LISTED ENTRIES:
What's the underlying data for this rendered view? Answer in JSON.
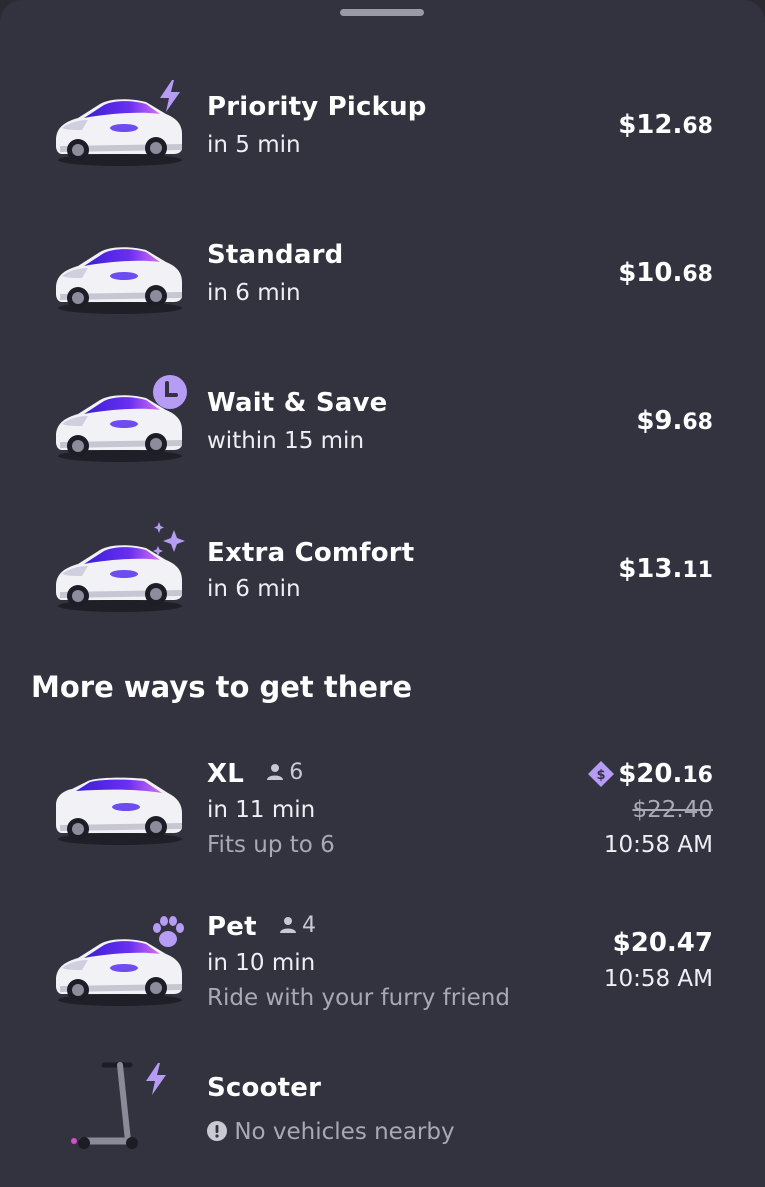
{
  "colors": {
    "background": "#33333f",
    "accent": "#b69cf5",
    "text": "#ffffff",
    "muted": "#a9a9b6"
  },
  "rides": [
    {
      "name": "Priority Pickup",
      "eta": "in 5 min",
      "price": "$12.",
      "cents": "68",
      "badge_icon": "lightning-icon"
    },
    {
      "name": "Standard",
      "eta": "in 6 min",
      "price": "$10.",
      "cents": "68"
    },
    {
      "name": "Wait & Save",
      "eta": "within 15 min",
      "price": "$9.",
      "cents": "68",
      "badge_icon": "clock-icon"
    },
    {
      "name": "Extra Comfort",
      "eta": "in 6 min",
      "price": "$13.",
      "cents": "11",
      "badge_icon": "sparkle-icon"
    }
  ],
  "more": {
    "title": "More ways to get there",
    "xl": {
      "name": "XL",
      "capacity": "6",
      "eta": "in 11 min",
      "subtitle": "Fits up to 6",
      "price": "$20.",
      "cents": "16",
      "original_price": "$22.40",
      "time": "10:58 AM",
      "badge_icon": "discount-tag-icon"
    },
    "pet": {
      "name": "Pet",
      "capacity": "4",
      "eta": "in 10 min",
      "subtitle": "Ride with your furry friend",
      "price": "$20.47",
      "time": "10:58 AM",
      "badge_icon": "paw-icon"
    },
    "scooter": {
      "name": "Scooter",
      "status": "No vehicles nearby",
      "badge_icon": "lightning-icon",
      "status_icon": "alert-icon"
    }
  }
}
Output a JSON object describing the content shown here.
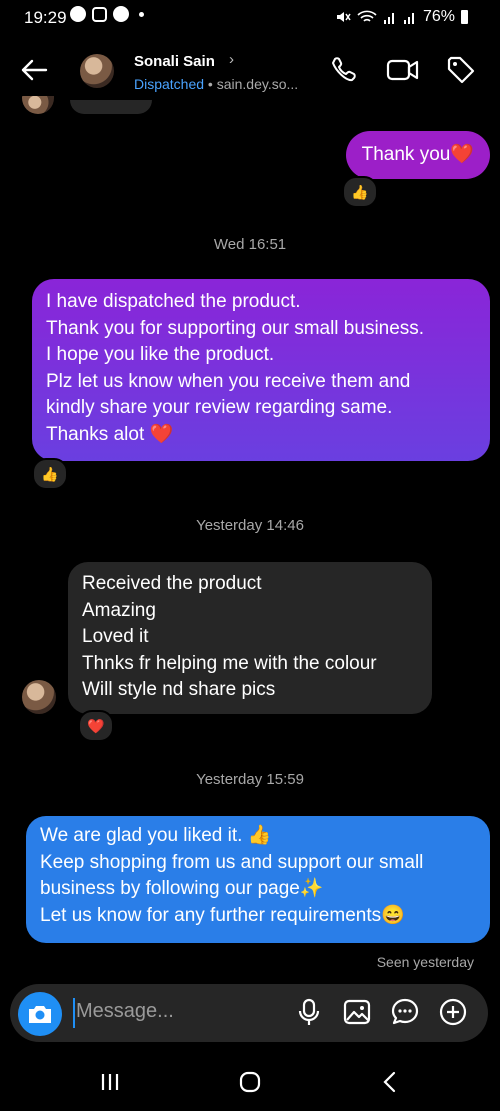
{
  "status_bar": {
    "time": "19:29",
    "battery": "76%"
  },
  "header": {
    "name": "Sonali Sain",
    "chevron": "›",
    "status": "Dispatched",
    "separator": " • ",
    "handle": "sain.dey.so..."
  },
  "messages": [
    {
      "lines": [
        "Thank you❤️"
      ],
      "reaction": "👍"
    },
    {
      "timestamp": "Wed 16:51",
      "lines": [
        "I have dispatched the product.",
        "Thank you for supporting our small business.",
        "I hope you like the product.",
        "Plz let us know when you receive them and",
        "kindly share your review regarding same.",
        "Thanks alot ❤️"
      ],
      "reaction": "👍"
    },
    {
      "timestamp": "Yesterday 14:46",
      "lines": [
        "Received the product",
        "Amazing",
        "Loved it",
        "Thnks fr helping me with the colour",
        "Will style nd share pics"
      ],
      "reaction": "❤️"
    },
    {
      "timestamp": "Yesterday 15:59",
      "lines": [
        "We are glad you liked it. 👍",
        "Keep shopping from us and support our small",
        "business by following our page✨",
        "Let us know for any further requirements😄"
      ]
    }
  ],
  "seen": "Seen yesterday",
  "composer": {
    "placeholder": "Message..."
  },
  "colors": {
    "accent_blue": "#1f8ff5",
    "purple_bubble": "#9c1fc8",
    "blue_bubble": "#2a7ee8",
    "incoming_bubble": "#262626"
  }
}
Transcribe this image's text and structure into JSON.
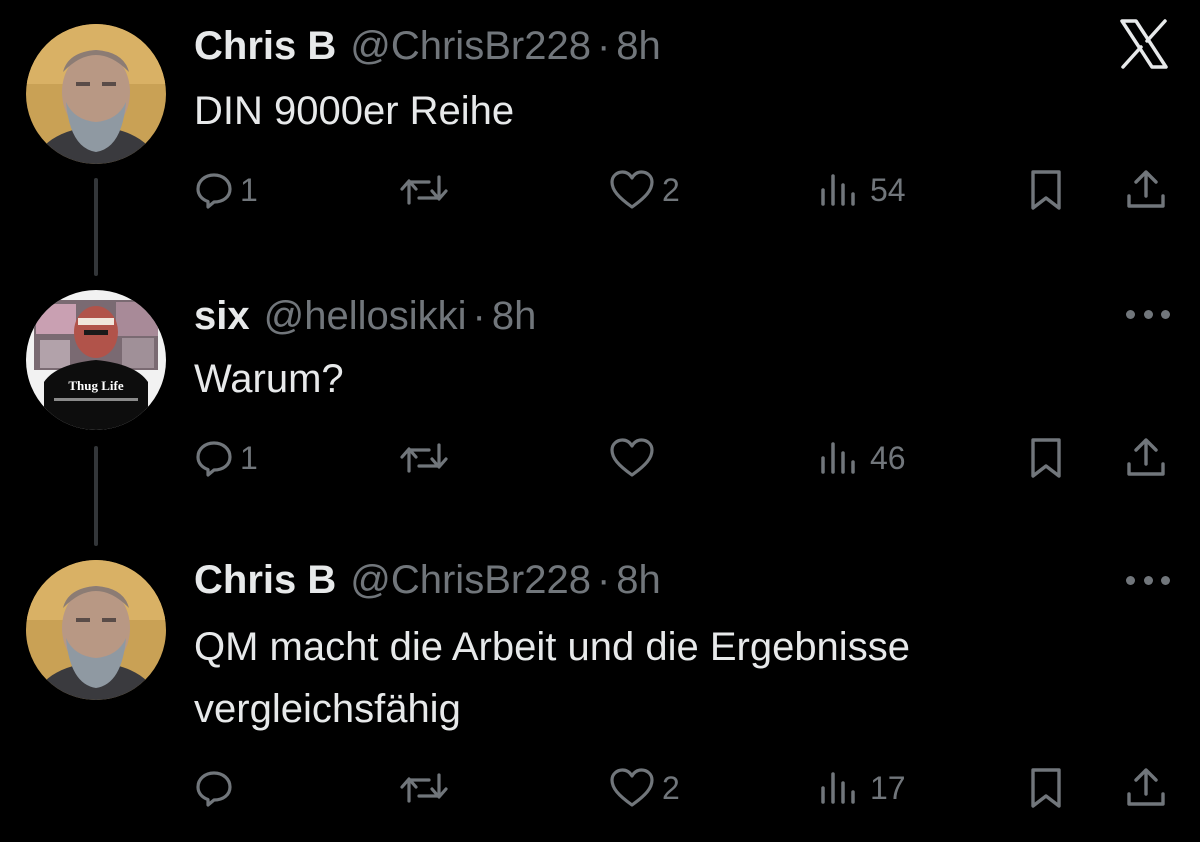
{
  "thread": {
    "tweets": [
      {
        "name": "Chris B",
        "handle": "@ChrisBr228",
        "separator": "·",
        "time": "8h",
        "text_lines": [
          "DIN 9000er Reihe"
        ],
        "replies": "1",
        "retweets": "",
        "likes": "2",
        "views": "54"
      },
      {
        "name": "six",
        "handle": "@hellosikki",
        "separator": "·",
        "time": "8h",
        "text_lines": [
          "Warum?"
        ],
        "replies": "1",
        "retweets": "",
        "likes": "",
        "views": "46",
        "avatar_shirt_text": "Thug Life"
      },
      {
        "name": "Chris B",
        "handle": "@ChrisBr228",
        "separator": "·",
        "time": "8h",
        "text_lines": [
          "QM macht die Arbeit und die Ergebnisse",
          "vergleichsfähig"
        ],
        "replies": "",
        "retweets": "",
        "likes": "2",
        "views": "17"
      }
    ]
  },
  "icons": {
    "close": "x-logo-close-icon",
    "reply": "reply-bubble-icon",
    "retweet": "retweet-arrows-icon",
    "like": "heart-icon",
    "views": "views-bar-chart-icon",
    "bookmark": "bookmark-icon",
    "share": "share-upload-icon",
    "more": "more-dots-icon"
  },
  "colors": {
    "background": "#000000",
    "text_primary": "#e7e9ea",
    "text_secondary": "#71767b",
    "thread_line": "#333639"
  }
}
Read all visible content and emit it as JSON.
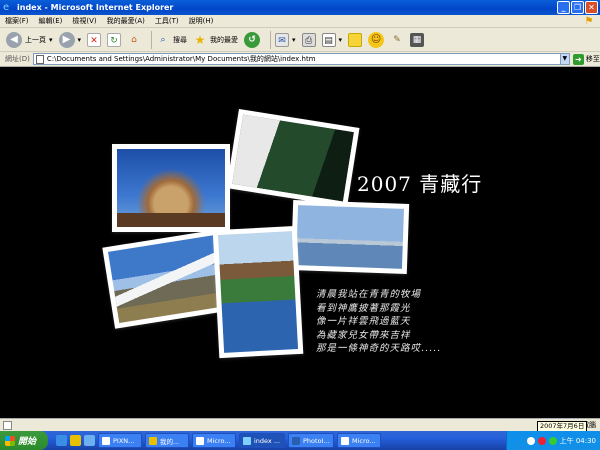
{
  "window": {
    "title": "index - Microsoft Internet Explorer",
    "buttons": [
      "_",
      "❐",
      "✕"
    ]
  },
  "menu": [
    "檔案(F)",
    "編輯(E)",
    "檢視(V)",
    "我的最愛(A)",
    "工具(T)",
    "說明(H)"
  ],
  "toolbar": {
    "back_label": "上一頁",
    "search_label": "搜尋",
    "favorites_label": "我的最愛"
  },
  "address": {
    "label": "網址(D)",
    "value": "C:\\Documents and Settings\\Administrator\\My Documents\\我的網站\\index.htm",
    "go_label": "移至"
  },
  "page": {
    "title": "2007  青藏行",
    "poem": [
      "清晨我站在青青的牧場",
      "看到神鷹披著那霞光",
      "像一片祥雲飛過藍天",
      "為藏家兒女帶來吉祥",
      "那是一條神奇的天路哎....."
    ]
  },
  "status": {
    "zone": "我的電腦"
  },
  "taskbar": {
    "start_label": "開始",
    "tasks": [
      "PIXN...",
      "我的...",
      "Micro...",
      "index ...",
      "PhotoI...",
      "Micro..."
    ],
    "clock": "上午 04:30",
    "tooltip": "2007年7月6日"
  },
  "colors": {
    "titlebar": "#0a5fd8",
    "chrome": "#ece9d8",
    "page_background": "#000000",
    "taskbar": "#245edb",
    "start": "#2b8a2b"
  }
}
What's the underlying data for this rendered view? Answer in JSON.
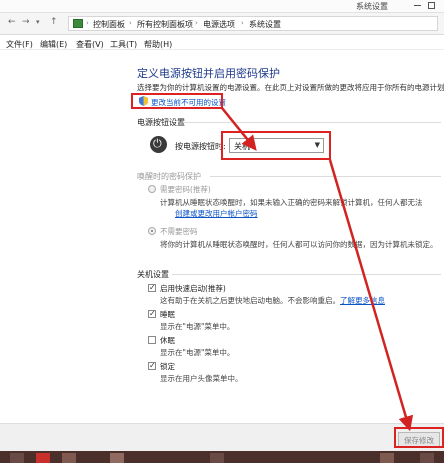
{
  "window": {
    "title": "系统设置"
  },
  "address": {
    "back_arrow": "←",
    "forward_arrow": "→",
    "history_arrow": "▾",
    "up_arrow": "↑",
    "separator": "›",
    "breadcrumbs": [
      "控制面板",
      "所有控制面板项",
      "电源选项",
      "系统设置"
    ]
  },
  "menu": {
    "items": [
      "文件(F)",
      "编辑(E)",
      "查看(V)",
      "工具(T)",
      "帮助(H)"
    ]
  },
  "page": {
    "heading": "定义电源按钮并启用密码保护",
    "intro": "选择要为你的计算机设置的电源设置。在此页上对设置所做的更改将应用于你所有的电源计划。",
    "change_link": "更改当前不可用的设置"
  },
  "power_buttons": {
    "section": "电源按钮设置",
    "label": "按电源按钮时:",
    "selected": "关机"
  },
  "password": {
    "section": "唤醒时的密码保护",
    "require": {
      "label": "需要密码(推荐)",
      "desc1": "计算机从睡眠状态唤醒时，如果未输入正确的密码来解锁计算机，任何人都无法",
      "link": "创建或更改用户帐户密码"
    },
    "norequire": {
      "label": "不需要密码",
      "desc": "将你的计算机从睡眠状态唤醒时，任何人都可以访问你的数据，因为计算机未锁定。"
    }
  },
  "shutdown": {
    "section": "关机设置",
    "fast_startup": {
      "label": "启用快速启动(推荐)",
      "desc": "这有助于在关机之后更快地启动电脑。不会影响重启。",
      "link": "了解更多信息",
      "checked": true
    },
    "sleep": {
      "label": "睡眠",
      "desc": "显示在\"电源\"菜单中。",
      "checked": true
    },
    "hibernate": {
      "label": "休眠",
      "desc": "显示在\"电源\"菜单中。",
      "checked": false
    },
    "lock": {
      "label": "锁定",
      "desc": "显示在用户头像菜单中。",
      "checked": true
    }
  },
  "footer": {
    "save_label": "保存修改"
  },
  "colors": {
    "annotation_red": "#d22222",
    "link_blue": "#0b54c8",
    "heading_blue": "#1e3a8a"
  },
  "icons": [
    "shield-icon",
    "power-icon",
    "chevron-down-icon",
    "control-panel-icon"
  ]
}
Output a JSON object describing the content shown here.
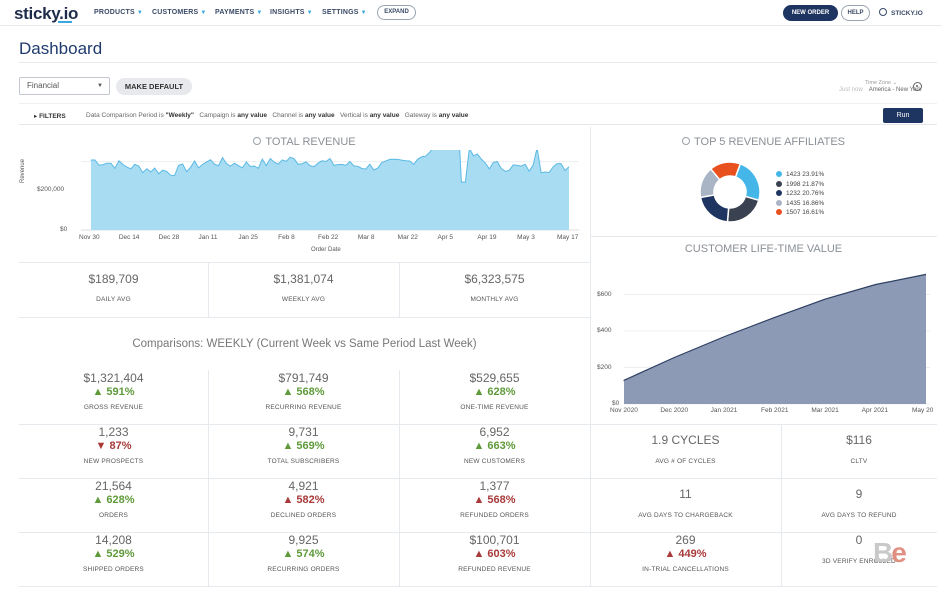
{
  "nav": {
    "logo": "sticky.io",
    "items": [
      {
        "label": "PRODUCTS"
      },
      {
        "label": "CUSTOMERS"
      },
      {
        "label": "PAYMENTS"
      },
      {
        "label": "INSIGHTS"
      },
      {
        "label": "SETTINGS"
      }
    ],
    "expand_label": "EXPAND",
    "new_order_label": "NEW ORDER",
    "help_label": "HELP",
    "user_label": "STICKY.IO"
  },
  "page": {
    "title": "Dashboard",
    "dashboard_select": "Financial",
    "make_default_label": "MAKE DEFAULT",
    "timezone_label": "Time Zone",
    "timezone_updated": "Just now",
    "timezone_value": "America - New York"
  },
  "filters": {
    "toggle_label": "FILTERS",
    "period_label": "Data Comparison Period",
    "period_value": "\"Weekly\"",
    "campaign_label": "Campaign",
    "campaign_value": "any value",
    "channel_label": "Channel",
    "channel_value": "any value",
    "vertical_label": "Vertical",
    "vertical_value": "any value",
    "gateway_label": "Gateway",
    "gateway_value": "any value",
    "is_word": "is",
    "run_label": "Run"
  },
  "revenue": {
    "title": "TOTAL REVENUE",
    "ylabel": "Revenue",
    "xlabel": "Order Date",
    "yticks": [
      "$200,000",
      "$0"
    ],
    "xticks": [
      "Nov 30",
      "Dec 14",
      "Dec 28",
      "Jan 11",
      "Jan 25",
      "Feb 8",
      "Feb 22",
      "Mar 8",
      "Mar 22",
      "Apr 5",
      "Apr 19",
      "May 3",
      "May 17"
    ]
  },
  "affiliates": {
    "title": "TOP 5 REVENUE AFFILIATES",
    "colors": [
      "#45b6e8",
      "#3a4150",
      "#1e3562",
      "#a9b4c5",
      "#e8501e"
    ],
    "legend": [
      "1423 23.91%",
      "1998 21.87%",
      "1232 20.76%",
      "1435 16.86%",
      "1507 16.61%"
    ]
  },
  "clv": {
    "title": "CUSTOMER LIFE-TIME VALUE",
    "yticks": [
      "$600",
      "$400",
      "$200",
      "$0"
    ],
    "xticks": [
      "Nov 2020",
      "Dec 2020",
      "Jan 2021",
      "Feb 2021",
      "Mar 2021",
      "Apr 2021",
      "May 20"
    ]
  },
  "averages": [
    {
      "value": "$189,709",
      "label": "DAILY AVG"
    },
    {
      "value": "$1,381,074",
      "label": "WEEKLY AVG"
    },
    {
      "value": "$6,323,575",
      "label": "MONTHLY AVG"
    }
  ],
  "comparisons": {
    "title": "Comparisons: WEEKLY (Current Week vs Same Period Last Week)",
    "cells": [
      {
        "value": "$1,321,404",
        "delta": "▲ 591%",
        "dir": "up",
        "label": "GROSS REVENUE"
      },
      {
        "value": "$791,749",
        "delta": "▲ 568%",
        "dir": "up",
        "label": "RECURRING REVENUE"
      },
      {
        "value": "$529,655",
        "delta": "▲ 628%",
        "dir": "up",
        "label": "ONE-TIME REVENUE"
      },
      {
        "value": "1,233",
        "delta": "▼ 87%",
        "dir": "down",
        "label": "NEW PROSPECTS"
      },
      {
        "value": "9,731",
        "delta": "▲ 569%",
        "dir": "up",
        "label": "TOTAL SUBSCRIBERS"
      },
      {
        "value": "6,952",
        "delta": "▲ 663%",
        "dir": "up",
        "label": "NEW CUSTOMERS"
      },
      {
        "value": "21,564",
        "delta": "▲ 628%",
        "dir": "up",
        "label": "ORDERS"
      },
      {
        "value": "4,921",
        "delta": "▲ 582%",
        "dir": "down",
        "label": "DECLINED ORDERS"
      },
      {
        "value": "1,377",
        "delta": "▲ 568%",
        "dir": "down",
        "label": "REFUNDED ORDERS"
      },
      {
        "value": "14,208",
        "delta": "▲ 529%",
        "dir": "up",
        "label": "SHIPPED ORDERS"
      },
      {
        "value": "9,925",
        "delta": "▲ 574%",
        "dir": "up",
        "label": "RECURRING ORDERS"
      },
      {
        "value": "$100,701",
        "delta": "▲ 603%",
        "dir": "down",
        "label": "REFUNDED REVENUE"
      }
    ]
  },
  "right_stats": [
    {
      "value": "1.9 CYCLES",
      "delta": "",
      "dir": "",
      "label": "AVG # OF CYCLES"
    },
    {
      "value": "$116",
      "delta": "",
      "dir": "",
      "label": "CLTV"
    },
    {
      "value": "11",
      "delta": "",
      "dir": "",
      "label": "AVG DAYS TO CHARGEBACK"
    },
    {
      "value": "9",
      "delta": "",
      "dir": "",
      "label": "AVG DAYS TO REFUND"
    },
    {
      "value": "269",
      "delta": "▲ 449%",
      "dir": "down",
      "label": "IN-TRIAL CANCELLATIONS"
    },
    {
      "value": "0",
      "delta": "",
      "dir": "",
      "label": "3D VERIFY ENROLLED"
    }
  ],
  "chart_data": [
    {
      "type": "area",
      "title": "TOTAL REVENUE",
      "xlabel": "Order Date",
      "ylabel": "Revenue",
      "ylim": [
        0,
        400000
      ],
      "categories": [
        "Nov 30",
        "Dec 14",
        "Dec 28",
        "Jan 11",
        "Jan 25",
        "Feb 8",
        "Feb 22",
        "Mar 8",
        "Mar 22",
        "Apr 5",
        "Apr 19",
        "May 3",
        "May 17"
      ],
      "values": [
        205000,
        185000,
        170000,
        200000,
        190000,
        205000,
        195000,
        185000,
        200000,
        260000,
        190000,
        180000,
        185000
      ],
      "grid": true
    },
    {
      "type": "pie",
      "title": "TOP 5 REVENUE AFFILIATES",
      "categories": [
        "1423",
        "1998",
        "1232",
        "1435",
        "1507"
      ],
      "values": [
        23.91,
        21.87,
        20.76,
        16.86,
        16.61
      ],
      "legend": "right"
    },
    {
      "type": "area",
      "title": "CUSTOMER LIFE-TIME VALUE",
      "categories": [
        "Nov 2020",
        "Dec 2020",
        "Jan 2021",
        "Feb 2021",
        "Mar 2021",
        "Apr 2021",
        "May 20"
      ],
      "values": [
        130,
        255,
        370,
        475,
        575,
        655,
        710
      ],
      "ylim": [
        0,
        800
      ],
      "grid": true
    }
  ]
}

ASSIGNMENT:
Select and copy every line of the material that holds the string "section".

EXERCISE SOLUTION:
    "section": "电源按钮设置",
    "section": "唤醒时的密码保护",
    "section": "关机设置",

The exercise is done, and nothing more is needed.